Work with OTS to investigate solutions to solve chronic wireless issues (speed, usability)
Countless times students have complained about not being able to connect to IIT-Secure, it being too slow (especially in residence halls), frequent disconnections, dead spots, and a variety of other issues. In the 2014-2019 Strategic Plan, strategic priority #4 is "Enhance IIT’s Facilities, Infrastructure, and Environments". In order to have a productive learning environment, technology must be working at its full potential. Frequent issues prevents students from completing homework, and faculty and staff cannot do their jobs properly.
Thus, SGA should work with the Office of Technology Services, students/staff with a strong networking/IT background, and end users to develop a much more reliable wireless solution. The solution should reduce complaints by at least 50% and be rated positively by the majority of students in the Students' Speak survey.

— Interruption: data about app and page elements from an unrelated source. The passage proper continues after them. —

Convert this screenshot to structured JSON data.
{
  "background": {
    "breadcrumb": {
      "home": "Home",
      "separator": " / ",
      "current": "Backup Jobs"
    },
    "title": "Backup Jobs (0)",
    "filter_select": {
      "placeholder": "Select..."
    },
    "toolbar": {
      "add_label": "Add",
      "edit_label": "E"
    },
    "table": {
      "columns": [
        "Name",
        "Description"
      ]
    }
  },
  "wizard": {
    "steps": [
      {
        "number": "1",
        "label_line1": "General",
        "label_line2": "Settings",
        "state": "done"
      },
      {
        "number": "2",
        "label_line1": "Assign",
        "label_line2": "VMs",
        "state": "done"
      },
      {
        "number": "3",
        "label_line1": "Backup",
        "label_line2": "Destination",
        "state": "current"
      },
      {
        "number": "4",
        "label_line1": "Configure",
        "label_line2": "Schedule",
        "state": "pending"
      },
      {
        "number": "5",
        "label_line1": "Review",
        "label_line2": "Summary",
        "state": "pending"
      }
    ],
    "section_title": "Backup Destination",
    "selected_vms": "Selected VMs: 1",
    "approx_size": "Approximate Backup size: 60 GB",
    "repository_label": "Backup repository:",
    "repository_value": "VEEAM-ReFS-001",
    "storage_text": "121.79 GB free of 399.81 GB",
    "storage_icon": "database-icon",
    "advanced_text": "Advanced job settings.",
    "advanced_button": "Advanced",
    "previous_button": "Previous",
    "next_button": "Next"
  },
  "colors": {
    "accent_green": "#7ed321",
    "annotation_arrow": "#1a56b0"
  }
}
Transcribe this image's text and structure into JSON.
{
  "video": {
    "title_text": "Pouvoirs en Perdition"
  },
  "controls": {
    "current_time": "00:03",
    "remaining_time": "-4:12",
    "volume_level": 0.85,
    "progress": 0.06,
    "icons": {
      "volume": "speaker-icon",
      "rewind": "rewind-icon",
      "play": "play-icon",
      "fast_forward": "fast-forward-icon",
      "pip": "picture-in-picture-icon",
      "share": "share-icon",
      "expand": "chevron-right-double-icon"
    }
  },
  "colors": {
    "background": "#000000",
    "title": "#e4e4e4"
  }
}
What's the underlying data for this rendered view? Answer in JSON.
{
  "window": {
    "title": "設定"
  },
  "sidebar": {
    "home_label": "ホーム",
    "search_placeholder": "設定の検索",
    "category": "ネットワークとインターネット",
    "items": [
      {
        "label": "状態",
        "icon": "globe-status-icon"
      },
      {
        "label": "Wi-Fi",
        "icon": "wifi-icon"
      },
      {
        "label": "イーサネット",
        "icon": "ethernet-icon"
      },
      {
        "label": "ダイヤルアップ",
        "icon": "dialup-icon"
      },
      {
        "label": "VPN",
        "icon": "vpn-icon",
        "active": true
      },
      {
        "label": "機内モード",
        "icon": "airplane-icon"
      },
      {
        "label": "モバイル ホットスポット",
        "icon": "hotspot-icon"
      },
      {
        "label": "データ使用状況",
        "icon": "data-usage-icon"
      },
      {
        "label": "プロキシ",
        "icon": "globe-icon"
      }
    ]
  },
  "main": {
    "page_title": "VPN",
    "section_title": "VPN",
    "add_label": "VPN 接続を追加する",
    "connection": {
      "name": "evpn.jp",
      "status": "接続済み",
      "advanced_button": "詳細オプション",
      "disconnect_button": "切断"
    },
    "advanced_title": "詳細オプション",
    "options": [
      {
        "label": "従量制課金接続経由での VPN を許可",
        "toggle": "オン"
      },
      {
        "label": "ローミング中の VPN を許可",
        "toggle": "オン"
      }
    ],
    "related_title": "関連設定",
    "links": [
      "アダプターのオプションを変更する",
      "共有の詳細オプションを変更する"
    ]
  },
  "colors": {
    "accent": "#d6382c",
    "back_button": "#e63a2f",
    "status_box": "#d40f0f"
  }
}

As IIT seeks to expand the student population and maximize the use of residence halls, we need to ensure wireless infrastructure is able to meet the needs of that growing population.
Henry Green commented
Brian is correct. There are too many access points in the dorms. In MSV one hallway has about 5 to 7 APs. The amount of APs causes (in my case) any UNIX based OS to disconnect and reconnect erratically.
Also, The ethernet, although its more stable than wifi, goes about 1/3 of the max speed of the wifi (1.1 MB/s on Ethernet versus around 3.5 MB/s on IIT-Console--both are download speeds). Someone needs to upgrade the wired internet because there is no way that a megabyte down is the max speed one can attain on cat5. Not everyone wants to purchase a wireless adapter nor does everyone have a laptop.
Jamie Eastling commented
I think we should also fire Arthur and his Knights of the Round table that hide behind a half-wall and dictate to a frightened student worker what questions to ask and how to troubleshoot the problem.
Brian Semrau commented
My suggestion is to do a proper analysis of the situation. While I haven't done a full site survey, I have seen enough to know that it was never done properly. It looks like the current solution to wireless problems is to constantly add more access points (APs) without doing the proper research first. Not only is this costly, but it is actually counter-productive, since the APs will interfere with eachother. I strongly suggest that IIT make use of students with networking experience (don't assume that just because they are students, that they don't know anything; I am on occasion talked down to by support reps at IIT even though I have a number of years of experience designing networks in the real world. I'm sure that I am not the only one), as well as have a proper site survey done.